A day in the life: RSS students shadow industry pros

Published 12:10 am Sunday, February 5, 2023

Classrooms come in all shapes and sizes, and on job shadow day, Rowan-Salisbury Schools students took their learning into the field.

The job shadow event placed hundreds of juniors and seniors into organizations, businesses and departments around Rowan County on Thursday for a first-hand glimpse at various professions. For many, it was a way to learn more about the fields they hope to make careers one day.

South Rowan High School junior Chase Grimes has known he wanted to be a veterinarian since visiting a friend’s farm, where he observed cattle herding. 

“I started to do my research in the animal sciences field,” Grimes said. “I took animal science one my freshman year. I got to do sheep showing and loved working with them. I figured it was a field I might want to go into.”

While shadowing employees at Ranchside Vets, Grimes learned about what yeast and blood looked like under a microscope and observed a surgery.

“I got to observe what they call a cherry eye,” Grimes said. “The tear duct had swollen up, so he had to make two incisions around the eyes and tuck it back in.”

Meanwhile, fellow South Rowan High student Emily Wing observed a surgery in which a dog was neutered. It didn’t unsettle her. It was encouraging for her. 

“I am really interested in this field and was hoping to get a little more experience and learn a bit before I stick my foot in the door,” Wing said of the job shadow event. 

Riding that momentum, Wing indicated that she would fill out a resumé later that day.

Ranchside Vet officer manager Laura McDaniel remarked that the students asked many questions about how to make their ambitions of becoming veterinarians a reality. 

“The student we are talking with right now plans on applying to vet school, so he is talking with Dr. Cole Annas about the ins and outs so he can work on what he needs to do,” McDaniel said. “We also discussed possible internships to get hands-on experience with animals.”

Leaving their mark

Multiple students attended Touch of Grey Tattoo & Piercing Studio to learn about those crafts. 

“We taught them how to make stencils and how to apply the stencils as well as proper clean up and sanitizing everything,” said Molly Cranford, a manager at Touch of Grey.  

Cranford printed out a basic flash sheet with tattoos for the students to practice their handiwork, but becoming a tattoo artist takes more than being able to draw.

“It’s many art forms in one,” Cranford said. “It’s medical too because you have to know the skin, the thickness, how the color takes, color theory and everything.”

They lightly covered those items on Thursday.

“It’s a lot to throw at them all in one day,” Cranford said. “We taught them the basic stuff. We want them to get their foot in the water to know what they might encounter if they make this a career.”

East Rowan High senior Carmella Raiti was one of the students who got to use the tattoo machine and practice on a material designed to simulate human skin.
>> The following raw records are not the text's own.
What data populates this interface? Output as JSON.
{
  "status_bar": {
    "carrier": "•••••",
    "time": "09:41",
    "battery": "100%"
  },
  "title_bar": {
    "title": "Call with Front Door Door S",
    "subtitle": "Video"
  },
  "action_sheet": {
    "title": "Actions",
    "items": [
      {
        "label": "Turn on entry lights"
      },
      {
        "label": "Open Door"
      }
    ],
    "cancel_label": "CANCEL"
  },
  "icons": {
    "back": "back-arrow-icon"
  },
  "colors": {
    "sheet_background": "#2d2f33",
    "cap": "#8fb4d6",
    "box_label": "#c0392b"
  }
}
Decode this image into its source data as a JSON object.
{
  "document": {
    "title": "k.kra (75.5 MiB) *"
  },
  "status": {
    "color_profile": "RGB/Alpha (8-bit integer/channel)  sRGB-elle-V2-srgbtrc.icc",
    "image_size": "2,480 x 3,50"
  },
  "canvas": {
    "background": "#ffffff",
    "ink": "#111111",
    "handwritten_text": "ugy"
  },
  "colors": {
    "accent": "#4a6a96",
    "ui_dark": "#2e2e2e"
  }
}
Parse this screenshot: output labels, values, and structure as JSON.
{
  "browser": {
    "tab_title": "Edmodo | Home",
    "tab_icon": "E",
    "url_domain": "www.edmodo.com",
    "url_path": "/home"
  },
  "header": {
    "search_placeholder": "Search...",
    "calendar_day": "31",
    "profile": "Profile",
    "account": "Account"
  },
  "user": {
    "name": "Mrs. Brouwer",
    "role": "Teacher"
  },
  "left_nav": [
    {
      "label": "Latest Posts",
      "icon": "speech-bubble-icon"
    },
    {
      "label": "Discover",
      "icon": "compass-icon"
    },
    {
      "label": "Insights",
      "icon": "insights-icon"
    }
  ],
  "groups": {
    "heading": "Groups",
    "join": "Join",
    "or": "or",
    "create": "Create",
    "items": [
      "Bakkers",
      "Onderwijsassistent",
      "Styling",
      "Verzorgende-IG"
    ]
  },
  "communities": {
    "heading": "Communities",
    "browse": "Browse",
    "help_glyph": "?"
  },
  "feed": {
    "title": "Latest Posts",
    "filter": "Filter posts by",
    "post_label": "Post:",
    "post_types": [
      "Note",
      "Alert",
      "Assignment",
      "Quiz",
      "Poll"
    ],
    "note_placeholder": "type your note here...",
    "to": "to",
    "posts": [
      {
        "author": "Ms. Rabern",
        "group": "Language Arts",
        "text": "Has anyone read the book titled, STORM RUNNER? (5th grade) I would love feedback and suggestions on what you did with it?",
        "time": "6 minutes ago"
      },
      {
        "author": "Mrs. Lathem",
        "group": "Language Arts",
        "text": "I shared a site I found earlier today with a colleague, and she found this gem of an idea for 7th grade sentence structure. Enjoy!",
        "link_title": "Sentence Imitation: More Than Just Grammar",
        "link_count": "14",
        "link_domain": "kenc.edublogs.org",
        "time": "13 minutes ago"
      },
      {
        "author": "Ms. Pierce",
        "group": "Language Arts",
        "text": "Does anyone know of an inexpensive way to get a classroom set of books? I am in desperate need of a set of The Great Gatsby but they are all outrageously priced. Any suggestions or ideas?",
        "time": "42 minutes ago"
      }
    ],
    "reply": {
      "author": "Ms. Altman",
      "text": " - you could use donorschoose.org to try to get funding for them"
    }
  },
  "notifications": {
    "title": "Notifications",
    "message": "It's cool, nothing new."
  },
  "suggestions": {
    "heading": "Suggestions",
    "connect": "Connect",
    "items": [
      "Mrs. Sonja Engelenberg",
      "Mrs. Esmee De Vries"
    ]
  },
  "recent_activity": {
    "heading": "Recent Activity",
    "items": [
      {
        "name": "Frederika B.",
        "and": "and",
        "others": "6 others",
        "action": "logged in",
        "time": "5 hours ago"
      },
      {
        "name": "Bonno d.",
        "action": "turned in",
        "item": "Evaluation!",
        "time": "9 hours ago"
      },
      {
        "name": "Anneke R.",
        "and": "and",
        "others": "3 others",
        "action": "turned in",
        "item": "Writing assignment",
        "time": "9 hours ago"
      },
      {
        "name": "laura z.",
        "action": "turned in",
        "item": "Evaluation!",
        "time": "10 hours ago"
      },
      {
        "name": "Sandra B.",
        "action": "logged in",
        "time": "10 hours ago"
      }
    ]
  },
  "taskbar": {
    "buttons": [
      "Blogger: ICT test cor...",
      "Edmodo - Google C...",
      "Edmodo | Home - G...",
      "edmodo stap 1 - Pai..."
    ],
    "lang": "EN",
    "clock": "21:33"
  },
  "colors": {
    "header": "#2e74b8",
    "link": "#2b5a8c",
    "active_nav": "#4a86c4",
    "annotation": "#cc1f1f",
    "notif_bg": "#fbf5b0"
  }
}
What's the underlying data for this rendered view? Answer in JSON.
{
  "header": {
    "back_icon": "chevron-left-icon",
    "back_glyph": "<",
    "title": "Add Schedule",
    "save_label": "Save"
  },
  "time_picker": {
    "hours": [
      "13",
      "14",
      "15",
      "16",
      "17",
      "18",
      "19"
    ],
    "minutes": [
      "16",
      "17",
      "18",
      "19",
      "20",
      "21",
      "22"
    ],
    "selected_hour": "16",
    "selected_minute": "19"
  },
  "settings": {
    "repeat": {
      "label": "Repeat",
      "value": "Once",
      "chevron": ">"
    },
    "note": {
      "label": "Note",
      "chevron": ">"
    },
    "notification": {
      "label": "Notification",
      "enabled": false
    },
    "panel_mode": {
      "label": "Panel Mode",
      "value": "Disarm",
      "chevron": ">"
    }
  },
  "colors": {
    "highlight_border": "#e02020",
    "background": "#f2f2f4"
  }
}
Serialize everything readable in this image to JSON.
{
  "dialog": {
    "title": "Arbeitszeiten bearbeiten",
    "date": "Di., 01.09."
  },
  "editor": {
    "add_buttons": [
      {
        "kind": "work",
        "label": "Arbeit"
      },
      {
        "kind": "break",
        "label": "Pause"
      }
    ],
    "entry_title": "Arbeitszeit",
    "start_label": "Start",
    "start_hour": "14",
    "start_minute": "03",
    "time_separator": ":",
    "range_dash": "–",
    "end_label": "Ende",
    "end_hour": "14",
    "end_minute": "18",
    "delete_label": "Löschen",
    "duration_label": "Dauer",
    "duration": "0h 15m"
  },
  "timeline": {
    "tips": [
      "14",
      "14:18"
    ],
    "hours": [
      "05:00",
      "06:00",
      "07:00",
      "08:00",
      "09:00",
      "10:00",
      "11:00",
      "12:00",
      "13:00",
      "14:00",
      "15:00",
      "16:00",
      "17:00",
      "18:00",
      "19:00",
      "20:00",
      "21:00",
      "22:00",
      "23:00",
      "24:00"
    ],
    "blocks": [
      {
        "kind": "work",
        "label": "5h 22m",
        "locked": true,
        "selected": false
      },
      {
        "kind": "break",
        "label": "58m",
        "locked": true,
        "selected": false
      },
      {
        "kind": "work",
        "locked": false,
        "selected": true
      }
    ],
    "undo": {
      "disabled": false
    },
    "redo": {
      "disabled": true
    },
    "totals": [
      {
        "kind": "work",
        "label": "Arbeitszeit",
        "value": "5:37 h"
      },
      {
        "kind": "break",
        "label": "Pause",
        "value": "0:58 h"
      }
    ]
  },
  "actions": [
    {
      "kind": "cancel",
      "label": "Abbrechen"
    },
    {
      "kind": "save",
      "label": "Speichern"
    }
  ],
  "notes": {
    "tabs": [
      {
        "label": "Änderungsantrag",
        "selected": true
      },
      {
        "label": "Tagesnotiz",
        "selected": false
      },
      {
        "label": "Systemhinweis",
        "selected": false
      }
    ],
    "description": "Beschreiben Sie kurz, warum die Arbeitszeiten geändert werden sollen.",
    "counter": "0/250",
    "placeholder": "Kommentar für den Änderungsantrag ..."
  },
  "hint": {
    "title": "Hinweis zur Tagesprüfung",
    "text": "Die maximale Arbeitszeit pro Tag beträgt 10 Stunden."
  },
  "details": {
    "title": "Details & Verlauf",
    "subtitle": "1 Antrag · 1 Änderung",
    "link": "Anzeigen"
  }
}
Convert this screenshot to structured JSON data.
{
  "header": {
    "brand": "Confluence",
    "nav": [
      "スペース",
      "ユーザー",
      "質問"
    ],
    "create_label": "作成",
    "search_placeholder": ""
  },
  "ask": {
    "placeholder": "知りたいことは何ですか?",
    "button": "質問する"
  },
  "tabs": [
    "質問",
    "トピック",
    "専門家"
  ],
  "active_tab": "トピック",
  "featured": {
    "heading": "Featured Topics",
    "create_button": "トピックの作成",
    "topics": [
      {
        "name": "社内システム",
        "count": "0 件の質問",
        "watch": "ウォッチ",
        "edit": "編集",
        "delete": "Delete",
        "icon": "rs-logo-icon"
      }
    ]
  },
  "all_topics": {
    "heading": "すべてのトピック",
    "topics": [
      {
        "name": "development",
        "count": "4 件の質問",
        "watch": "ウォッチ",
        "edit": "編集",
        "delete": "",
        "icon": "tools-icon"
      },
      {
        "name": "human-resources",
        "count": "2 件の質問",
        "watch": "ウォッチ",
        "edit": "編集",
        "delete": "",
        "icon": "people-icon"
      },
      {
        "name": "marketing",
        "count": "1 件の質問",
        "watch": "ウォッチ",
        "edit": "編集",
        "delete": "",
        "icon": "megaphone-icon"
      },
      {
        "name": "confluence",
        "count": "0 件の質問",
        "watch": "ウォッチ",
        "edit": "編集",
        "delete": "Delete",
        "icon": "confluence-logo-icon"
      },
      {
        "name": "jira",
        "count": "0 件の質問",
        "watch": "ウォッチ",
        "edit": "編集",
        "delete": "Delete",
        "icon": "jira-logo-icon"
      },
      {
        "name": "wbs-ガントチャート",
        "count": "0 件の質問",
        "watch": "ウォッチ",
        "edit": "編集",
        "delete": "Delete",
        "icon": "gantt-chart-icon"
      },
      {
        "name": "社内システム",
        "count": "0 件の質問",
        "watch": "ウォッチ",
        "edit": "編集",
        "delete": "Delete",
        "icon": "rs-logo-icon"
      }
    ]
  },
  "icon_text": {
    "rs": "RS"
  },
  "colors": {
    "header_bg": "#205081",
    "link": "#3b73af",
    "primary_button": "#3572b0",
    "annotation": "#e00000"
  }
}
Raiti knew she wanted to go to a tattoo parlor on job shadow day, and since she had been to Touch of Grey for piercings, she was not in uncharted territory. 

“I have been here a few times, and I have always loved the experience,” Raiti said.  

Raiti plans to attend the University of North Carolina Asheville in the fall to double major in art and business, potentially paving the way for her to work in a parlor one day.  

“Since that is a path I want to take, I figured why not try it as soon as I can,” Raiti said. 

Although the skin was fake, the tattoo machine she used was real. 

“The gun is a little heavier than a regular pencil, so it was hard to get used to at first, but once I did, it was fun,” Raiti said.

Answering the call

Not long into Carson High School student Hayley Wheeler’s visit to Spencer Fire Department, the crew was dispatched on a call. 

Spencer Fire Chief Michael Lanning knew it was always a possibility. It ended up being a case of someone falling and not being able to get up. 

The message that came from that trip was something Lanning indicated is better conveyed through experience than instruction. 

“Whether you’re picking Grandma up at 3 in the morning because she fell or you are showing up, and there is fire blowing out of the window, and you are trying to save someone’s property, our job is about truly having pride in what you are doing and being there to serve the citizens and meet them on their level,” Lanning said. “The biggest thing, and one that is common with anyone in public safety, is to have a servant’s heart.”

“To some people, it may simply be a paycheck, but we try to instill pride in every aspect of the job,” he said. 

Thursday was Lanning’s first job shadow day. He didn’t need one. Lanning knew he wanted to be a firefighter as a kid. He is a fourth-generation fireman. 

“From the time I knew what a fire truck was, I knew what I wanted to do,” Lanning said. 

Not everyone gets that first-hand look, but because of the job shadow day, Wheeler was able to. 

She admitted that when the call came out, she was “lost” and wasn’t sure what to do, but she stayed focused and watched as the scene played out. 

Wheeler hopes to pass the firefighter course at Rowan-Cabarrus Community College and then try to get into her first official firehouse. 

Thanks to her trip to Spencer Fire Department, she will be more ready now than ever before.